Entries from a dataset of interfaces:
=== Section Start ===

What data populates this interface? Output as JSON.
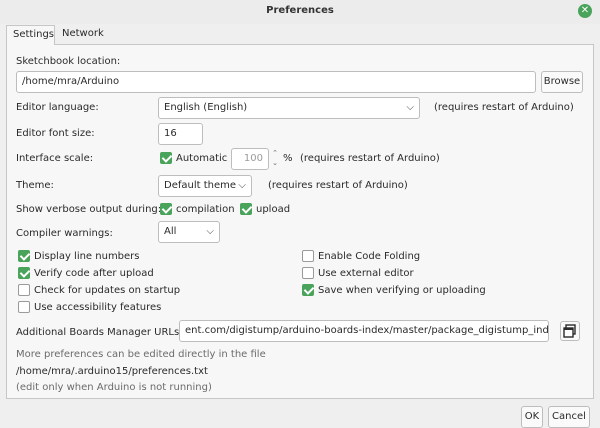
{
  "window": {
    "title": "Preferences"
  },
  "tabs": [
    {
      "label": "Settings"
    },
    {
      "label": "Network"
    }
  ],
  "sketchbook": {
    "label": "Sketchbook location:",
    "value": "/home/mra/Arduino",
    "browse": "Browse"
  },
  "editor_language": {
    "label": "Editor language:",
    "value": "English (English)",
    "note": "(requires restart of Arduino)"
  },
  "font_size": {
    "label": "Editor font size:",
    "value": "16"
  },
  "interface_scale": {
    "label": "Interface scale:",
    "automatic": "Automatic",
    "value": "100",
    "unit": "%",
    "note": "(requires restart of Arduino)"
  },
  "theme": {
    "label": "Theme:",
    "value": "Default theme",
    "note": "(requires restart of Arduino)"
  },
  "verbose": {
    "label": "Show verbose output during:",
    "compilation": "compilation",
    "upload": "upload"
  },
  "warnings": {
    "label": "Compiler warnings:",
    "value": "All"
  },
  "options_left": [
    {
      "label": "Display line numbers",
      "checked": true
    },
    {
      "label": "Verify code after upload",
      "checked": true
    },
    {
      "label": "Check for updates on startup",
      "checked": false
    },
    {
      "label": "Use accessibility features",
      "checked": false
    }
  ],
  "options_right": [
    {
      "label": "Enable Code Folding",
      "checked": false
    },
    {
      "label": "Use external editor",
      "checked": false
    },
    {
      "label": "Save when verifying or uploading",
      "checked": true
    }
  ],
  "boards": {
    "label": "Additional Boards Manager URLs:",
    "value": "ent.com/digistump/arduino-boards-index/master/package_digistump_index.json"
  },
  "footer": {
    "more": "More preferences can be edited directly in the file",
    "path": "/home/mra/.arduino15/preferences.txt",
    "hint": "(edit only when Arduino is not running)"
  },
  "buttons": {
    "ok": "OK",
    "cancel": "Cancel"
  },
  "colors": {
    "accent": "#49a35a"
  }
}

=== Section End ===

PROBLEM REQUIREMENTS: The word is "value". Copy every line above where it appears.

ANSWER TO THIS PROBLEM:
    "value": "/home/mra/Arduino",
    "value": "English (English)",
    "value": "16"
    "value": "100",
    "value": "Default theme",
    "value": "All"
    "value": "ent.com/digistump/arduino-boards-index/master/package_digistump_index.json"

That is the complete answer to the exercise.